### Data for processing
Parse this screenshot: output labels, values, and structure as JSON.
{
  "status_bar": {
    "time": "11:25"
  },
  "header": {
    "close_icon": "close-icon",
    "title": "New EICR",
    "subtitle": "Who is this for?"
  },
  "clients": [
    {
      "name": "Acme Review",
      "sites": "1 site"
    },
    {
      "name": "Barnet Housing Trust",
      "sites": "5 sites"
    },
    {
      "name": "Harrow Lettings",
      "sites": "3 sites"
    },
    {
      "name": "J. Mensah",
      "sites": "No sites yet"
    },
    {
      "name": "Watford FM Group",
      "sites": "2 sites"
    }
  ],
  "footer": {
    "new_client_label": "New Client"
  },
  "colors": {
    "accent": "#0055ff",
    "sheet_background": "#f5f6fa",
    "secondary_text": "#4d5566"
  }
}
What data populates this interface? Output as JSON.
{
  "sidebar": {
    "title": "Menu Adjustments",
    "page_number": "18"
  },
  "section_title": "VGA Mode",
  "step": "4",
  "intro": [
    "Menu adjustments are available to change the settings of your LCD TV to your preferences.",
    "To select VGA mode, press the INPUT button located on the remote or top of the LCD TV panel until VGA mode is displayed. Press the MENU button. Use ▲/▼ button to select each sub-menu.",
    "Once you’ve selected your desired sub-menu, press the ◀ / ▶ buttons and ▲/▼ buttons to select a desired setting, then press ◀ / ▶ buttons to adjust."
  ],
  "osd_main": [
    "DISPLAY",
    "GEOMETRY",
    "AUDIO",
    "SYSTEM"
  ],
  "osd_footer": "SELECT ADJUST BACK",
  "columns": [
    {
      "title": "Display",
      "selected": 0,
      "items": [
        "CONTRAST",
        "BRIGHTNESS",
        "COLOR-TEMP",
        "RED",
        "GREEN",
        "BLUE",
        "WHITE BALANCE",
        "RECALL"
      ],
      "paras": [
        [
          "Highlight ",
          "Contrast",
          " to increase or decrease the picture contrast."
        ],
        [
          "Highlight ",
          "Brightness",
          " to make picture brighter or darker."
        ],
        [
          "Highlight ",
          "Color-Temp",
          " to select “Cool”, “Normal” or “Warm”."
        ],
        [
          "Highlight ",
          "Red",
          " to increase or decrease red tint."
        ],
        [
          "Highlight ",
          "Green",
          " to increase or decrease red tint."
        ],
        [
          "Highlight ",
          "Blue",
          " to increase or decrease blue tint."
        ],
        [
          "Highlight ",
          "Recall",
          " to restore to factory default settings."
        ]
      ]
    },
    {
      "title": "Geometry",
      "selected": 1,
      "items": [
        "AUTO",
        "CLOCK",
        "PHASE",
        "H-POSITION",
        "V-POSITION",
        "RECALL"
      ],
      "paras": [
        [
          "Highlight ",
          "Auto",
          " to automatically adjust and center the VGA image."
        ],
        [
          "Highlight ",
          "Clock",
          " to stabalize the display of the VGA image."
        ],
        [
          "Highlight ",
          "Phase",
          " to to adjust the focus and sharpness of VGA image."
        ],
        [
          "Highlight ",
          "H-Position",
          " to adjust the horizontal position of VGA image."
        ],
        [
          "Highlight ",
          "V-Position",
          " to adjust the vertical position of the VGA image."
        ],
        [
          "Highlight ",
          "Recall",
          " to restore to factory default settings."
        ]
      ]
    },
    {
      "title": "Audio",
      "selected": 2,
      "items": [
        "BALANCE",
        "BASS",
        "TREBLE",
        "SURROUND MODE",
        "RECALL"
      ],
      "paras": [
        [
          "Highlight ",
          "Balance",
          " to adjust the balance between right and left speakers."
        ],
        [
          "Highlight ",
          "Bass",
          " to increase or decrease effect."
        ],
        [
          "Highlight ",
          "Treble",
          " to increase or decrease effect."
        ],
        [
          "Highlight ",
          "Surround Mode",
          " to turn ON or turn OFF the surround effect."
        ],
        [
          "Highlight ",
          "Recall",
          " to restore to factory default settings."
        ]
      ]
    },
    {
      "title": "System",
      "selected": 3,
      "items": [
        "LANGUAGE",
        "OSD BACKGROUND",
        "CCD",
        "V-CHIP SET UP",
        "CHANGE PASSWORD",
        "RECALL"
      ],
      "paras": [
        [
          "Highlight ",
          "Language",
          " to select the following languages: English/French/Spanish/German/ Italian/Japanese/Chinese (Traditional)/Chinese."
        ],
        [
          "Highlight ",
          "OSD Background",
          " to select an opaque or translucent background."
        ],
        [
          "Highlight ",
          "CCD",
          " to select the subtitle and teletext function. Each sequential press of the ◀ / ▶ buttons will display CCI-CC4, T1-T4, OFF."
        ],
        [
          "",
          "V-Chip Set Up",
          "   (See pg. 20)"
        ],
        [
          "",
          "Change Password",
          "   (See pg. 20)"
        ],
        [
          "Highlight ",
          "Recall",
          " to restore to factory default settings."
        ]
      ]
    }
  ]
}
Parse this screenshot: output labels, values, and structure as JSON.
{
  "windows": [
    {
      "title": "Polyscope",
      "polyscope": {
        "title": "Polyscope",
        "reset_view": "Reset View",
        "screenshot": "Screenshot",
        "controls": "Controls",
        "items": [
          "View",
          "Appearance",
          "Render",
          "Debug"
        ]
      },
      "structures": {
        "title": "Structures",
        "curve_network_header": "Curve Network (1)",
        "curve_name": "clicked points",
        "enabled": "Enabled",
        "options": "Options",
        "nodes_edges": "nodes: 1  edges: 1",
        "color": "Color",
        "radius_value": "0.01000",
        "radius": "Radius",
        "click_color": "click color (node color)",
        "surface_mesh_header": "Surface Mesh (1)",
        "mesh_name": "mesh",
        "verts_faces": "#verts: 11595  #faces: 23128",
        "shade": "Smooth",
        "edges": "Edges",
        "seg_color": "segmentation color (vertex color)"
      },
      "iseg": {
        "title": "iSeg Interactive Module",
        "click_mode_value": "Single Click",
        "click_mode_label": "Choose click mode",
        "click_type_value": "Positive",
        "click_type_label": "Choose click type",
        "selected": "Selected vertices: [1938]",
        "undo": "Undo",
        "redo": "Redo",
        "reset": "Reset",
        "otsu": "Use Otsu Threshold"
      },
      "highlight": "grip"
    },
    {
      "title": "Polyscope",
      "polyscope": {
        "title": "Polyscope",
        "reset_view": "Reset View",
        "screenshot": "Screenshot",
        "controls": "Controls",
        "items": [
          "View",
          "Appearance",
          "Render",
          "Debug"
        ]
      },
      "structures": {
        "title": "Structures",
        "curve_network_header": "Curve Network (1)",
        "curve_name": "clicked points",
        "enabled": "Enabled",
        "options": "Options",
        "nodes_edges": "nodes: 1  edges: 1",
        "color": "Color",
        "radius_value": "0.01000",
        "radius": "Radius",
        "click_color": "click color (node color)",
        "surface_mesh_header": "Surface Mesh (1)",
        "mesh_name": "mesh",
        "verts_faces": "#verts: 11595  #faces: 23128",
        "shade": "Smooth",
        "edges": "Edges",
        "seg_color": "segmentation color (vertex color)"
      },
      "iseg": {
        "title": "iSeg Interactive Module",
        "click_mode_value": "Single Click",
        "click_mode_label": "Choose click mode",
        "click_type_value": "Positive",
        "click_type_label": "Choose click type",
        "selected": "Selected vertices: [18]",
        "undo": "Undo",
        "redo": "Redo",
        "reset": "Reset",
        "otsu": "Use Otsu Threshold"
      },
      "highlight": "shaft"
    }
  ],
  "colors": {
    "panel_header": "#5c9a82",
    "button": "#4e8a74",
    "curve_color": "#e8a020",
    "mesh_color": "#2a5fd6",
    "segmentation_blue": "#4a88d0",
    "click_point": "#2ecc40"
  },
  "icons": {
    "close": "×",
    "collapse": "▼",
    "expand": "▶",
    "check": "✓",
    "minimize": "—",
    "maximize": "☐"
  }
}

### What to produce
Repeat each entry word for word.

### Response
Parse this screenshot: output labels, values, and structure as JSON.
{
  "status_bar": {
    "time": "11:25"
  },
  "header": {
    "close_icon": "close-icon",
    "title": "New EICR",
    "subtitle": "Who is this for?"
  },
  "clients": [
    {
      "name": "Acme Review",
      "sites": "1 site"
    },
    {
      "name": "Barnet Housing Trust",
      "sites": "5 sites"
    },
    {
      "name": "Harrow Lettings",
      "sites": "3 sites"
    },
    {
      "name": "J. Mensah",
      "sites": "No sites yet"
    },
    {
      "name": "Watford FM Group",
      "sites": "2 sites"
    }
  ],
  "footer": {
    "new_client_label": "New Client"
  },
  "colors": {
    "accent": "#0055ff",
    "sheet_background": "#f5f6fa",
    "secondary_text": "#4d5566"
  }
}
What data populates this interface? Output as JSON.
{
  "sidebar": {
    "title": "Menu Adjustments",
    "page_number": "18"
  },
  "section_title": "VGA Mode",
  "step": "4",
  "intro": [
    "Menu adjustments are available to change the settings of your LCD TV to your preferences.",
    "To select VGA mode, press the INPUT button located on the remote or top of the LCD TV panel until VGA mode is displayed. Press the MENU button. Use ▲/▼ button to select each sub-menu.",
    "Once you’ve selected your desired sub-menu, press the ◀ / ▶ buttons and ▲/▼ buttons to select a desired setting, then press ◀ / ▶ buttons to adjust."
  ],
  "osd_main": [
    "DISPLAY",
    "GEOMETRY",
    "AUDIO",
    "SYSTEM"
  ],
  "osd_footer": "SELECT ADJUST BACK",
  "columns": [
    {
      "title": "Display",
      "selected": 0,
      "items": [
        "CONTRAST",
        "BRIGHTNESS",
        "COLOR-TEMP",
        "RED",
        "GREEN",
        "BLUE",
        "WHITE BALANCE",
        "RECALL"
      ],
      "paras": [
        [
          "Highlight ",
          "Contrast",
          " to increase or decrease the picture contrast."
        ],
        [
          "Highlight ",
          "Brightness",
          " to make picture brighter or darker."
        ],
        [
          "Highlight ",
          "Color-Temp",
          " to select “Cool”, “Normal” or “Warm”."
        ],
        [
          "Highlight ",
          "Red",
          " to increase or decrease red tint."
        ],
        [
          "Highlight ",
          "Green",
          " to increase or decrease red tint."
        ],
        [
          "Highlight ",
          "Blue",
          " to increase or decrease blue tint."
        ],
        [
          "Highlight ",
          "Recall",
          " to restore to factory default settings."
        ]
      ]
    },
    {
      "title": "Geometry",
      "selected": 1,
      "items": [
        "AUTO",
        "CLOCK",
        "PHASE",
        "H-POSITION",
        "V-POSITION",
        "RECALL"
      ],
      "paras": [
        [
          "Highlight ",
          "Auto",
          " to automatically adjust and center the VGA image."
        ],
        [
          "Highlight ",
          "Clock",
          " to stabalize the display of the VGA image."
        ],
        [
          "Highlight ",
          "Phase",
          " to to adjust the focus and sharpness of VGA image."
        ],
        [
          "Highlight ",
          "H-Position",
          " to adjust the horizontal position of VGA image."
        ],
        [
          "Highlight ",
          "V-Position",
          " to adjust the vertical position of the VGA image."
        ],
        [
          "Highlight ",
          "Recall",
          " to restore to factory default settings."
        ]
      ]
    },
    {
      "title": "Audio",
      "selected": 2,
      "items": [
        "BALANCE",
        "BASS",
        "TREBLE",
        "SURROUND MODE",
        "RECALL"
      ],
      "paras": [
        [
          "Highlight ",
          "Balance",
          " to adjust the balance between right and left speakers."
        ],
        [
          "Highlight ",
          "Bass",
          " to increase or decrease effect."
        ],
        [
          "Highlight ",
          "Treble",
          " to increase or decrease effect."
        ],
        [
          "Highlight ",
          "Surround Mode",
          " to turn ON or turn OFF the surround effect."
        ],
        [
          "Highlight ",
          "Recall",
          " to restore to factory default settings."
        ]
      ]
    },
    {
      "title": "System",
      "selected": 3,
      "items": [
        "LANGUAGE",
        "OSD BACKGROUND",
        "CCD",
        "V-CHIP SET UP",
        "CHANGE PASSWORD",
        "RECALL"
      ],
      "paras": [
        [
          "Highlight ",
          "Language",
          " to select the following languages: English/French/Spanish/German/ Italian/Japanese/Chinese (Traditional)/Chinese."
        ],
        [
          "Highlight ",
          "OSD Background",
          " to select an opaque or translucent background."
        ],
        [
          "Highlight ",
          "CCD",
          " to select the subtitle and teletext function. Each sequential press of the ◀ / ▶ buttons will display CCI-CC4, T1-T4, OFF."
        ],
        [
          "",
          "V-Chip Set Up",
          "   (See pg. 20)"
        ],
        [
          "",
          "Change Password",
          "   (See pg. 20)"
        ],
        [
          "Highlight ",
          "Recall",
          " to restore to factory default settings."
        ]
      ]
    }
  ]
}
Parse this screenshot: output labels, values, and structure as JSON.
{
  "windows": [
    {
      "title": "Polyscope",
      "polyscope": {
        "title": "Polyscope",
        "reset_view": "Reset View",
        "screenshot": "Screenshot",
        "controls": "Controls",
        "items": [
          "View",
          "Appearance",
          "Render",
          "Debug"
        ]
      },
      "structures": {
        "title": "Structures",
        "curve_network_header": "Curve Network (1)",
        "curve_name": "clicked points",
        "enabled": "Enabled",
        "options": "Options",
        "nodes_edges": "nodes: 1  edges: 1",
        "color": "Color",
        "radius_value": "0.01000",
        "radius": "Radius",
        "click_color": "click color (node color)",
        "surface_mesh_header": "Surface Mesh (1)",
        "mesh_name": "mesh",
        "verts_faces": "#verts: 11595  #faces: 23128",
        "shade": "Smooth",
        "edges": "Edges",
        "seg_color": "segmentation color (vertex color)"
      },
      "iseg": {
        "title": "iSeg Interactive Module",
        "click_mode_value": "Single Click",
        "click_mode_label": "Choose click mode",
        "click_type_value": "Positive",
        "click_type_label": "Choose click type",
        "selected": "Selected vertices: [1938]",
        "undo": "Undo",
        "redo": "Redo",
        "reset": "Reset",
        "otsu": "Use Otsu Threshold"
      },
      "highlight": "grip"
    },
    {
      "title": "Polyscope",
      "polyscope": {
        "title": "Polyscope",
        "reset_view": "Reset View",
        "screenshot": "Screenshot",
        "controls": "Controls",
        "items": [
          "View",
          "Appearance",
          "Render",
          "Debug"
        ]
      },
      "structures": {
        "title": "Structures",
        "curve_network_header": "Curve Network (1)",
        "curve_name": "clicked points",
        "enabled": "Enabled",
        "options": "Options",
        "nodes_edges": "nodes: 1  edges: 1",
        "color": "Color",
        "radius_value": "0.01000",
        "radius": "Radius",
        "click_color": "click color (node color)",
        "surface_mesh_header": "Surface Mesh (1)",
        "mesh_name": "mesh",
        "verts_faces": "#verts: 11595  #faces: 23128",
        "shade": "Smooth",
        "edges": "Edges",
        "seg_color": "segmentation color (vertex color)"
      },
      "iseg": {
        "title": "iSeg Interactive Module",
        "click_mode_value": "Single Click",
        "click_mode_label": "Choose click mode",
        "click_type_value": "Positive",
        "click_type_label": "Choose click type",
        "selected": "Selected vertices: [18]",
        "undo": "Undo",
        "redo": "Redo",
        "reset": "Reset",
        "otsu": "Use Otsu Threshold"
      },
      "highlight": "shaft"
    }
  ],
  "colors": {
    "panel_header": "#5c9a82",
    "button": "#4e8a74",
    "curve_color": "#e8a020",
    "mesh_color": "#2a5fd6",
    "segmentation_blue": "#4a88d0",
    "click_point": "#2ecc40"
  },
  "icons": {
    "close": "×",
    "collapse": "▼",
    "expand": "▶",
    "check": "✓",
    "minimize": "—",
    "maximize": "☐"
  }
}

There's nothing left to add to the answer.